The Angels have selected Legends Hospitality to run all aspects of foodservice at Angel Stadium, according to industry sources. The agreement, running more than three years, covers general concessions and premium dining but does not include merchandise, sources said. The deal also covers Tempe's Diablo Stadium, where the Angels hold Spring Training annually. AEG VP/Communications Michael Roth confirmed AEG Merchandising will continue running the ballpark’s retail operation, a deal that runs through '16. Legends replaces Aramark as the team’s food provider and will start making the transition after the regular season ends next week. Angel Stadium, built in '66 and renovated in '96, has 45,050 seats, 78 suites and 5,075 club seats. The city of Anaheim recently extended the Angels' escape clause at Angel Stadium as discussions continue on a ballpark lease extension.
Texas Motor Speedway President Eddie Gossage earlier this week announced plans to build the largest video board in the U.S., and he "gave credit" to Cowboys Owner Jerry Jones for the video board at AT&T Stadium, according to Carlos Mendez of the FT. WORTH STAR-TELEGRAM. Gossage said, "They made this a big-screen market. You look around this area, and even high schools have big screens that are bigger than the screens that we’ve been using.” Mendez reports Gossage is "not in competition with the Cowboys," but his screen "had to be bigger because TMS is a bigger venue than AT&T Stadium." Gossage: "It will be a novelty, if you will, for some people to come out and see it. And if they come out and see it, they’re going to love the racing. If they’ve never been to a race before, it’s going to expose them to racing, and then we’ll reel them in and make them a regular" (FT. WORTH STAR-TELEGRAM, 9/26). Gossage said, "Our fans are so jacked-up that we're going to have that screen." Meanwhile, he reiterated the April '14 Sprint Cup race at TMS is moving from Saturday night to Sunday afternoon because the NCAA Men's Final Four will take place at AT&T Stadium. Gossage: "I'm sure some basketball fans are going to want to come to the race, some race fans are going to want to the Final Four. ... This way everybody's accommodated. We've also heard from some corporate clients that want to do both as well" ("NASCAR Now," ESPN2, 9/26).
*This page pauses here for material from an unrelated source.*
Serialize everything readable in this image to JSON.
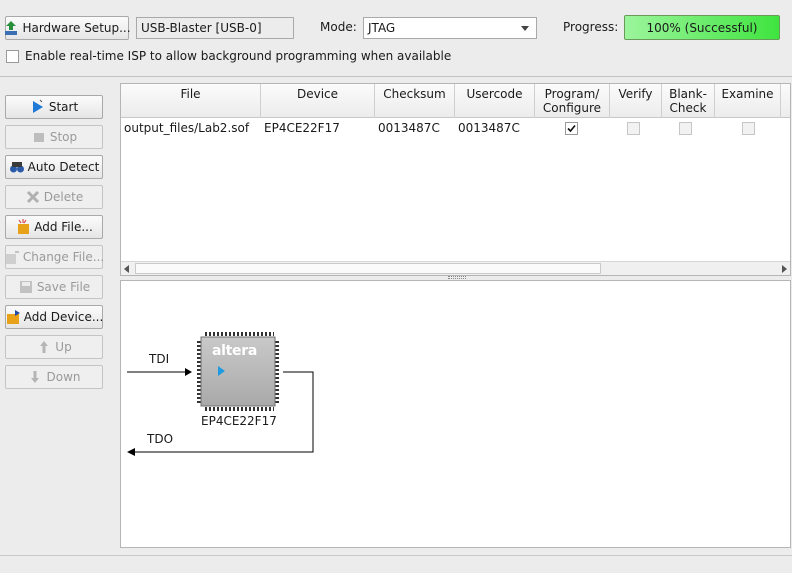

DRILL, BABY, DRILL: In Ft. Worth, Jim Fuquay reported the first natural gas well on the north side of TMS "was being drilled Tuesday." Ft. Worth-based Quicksilver Resources "plans five wells at the current drill site on the edge of the racetrack’s sprawling parking lot, plus two additional drill sites on the west side with similar numbers of wells planned." Quicksilver Senior Dir of Community & Government Affairs Steve Lindsey said that the company also will "drill under the speedway from the east side of Interstate 35, something it did when it drilled at Alliance Airport." But race fans "won’t see any rigs at the speedway" Nov. 2 and 3 during NASCAR Nationwide and Sprint Cup Series races. Lindsey said that drilling "will cease and the rig will be moved for the race weekend." Under an agreement reached in '08, the Ft. Worth Sports Authority and TMS "will share royalties from production on the property, with much of the money going toward improvements at the facility" (FT. WORTH STAR-TELEGRAM, 9/25).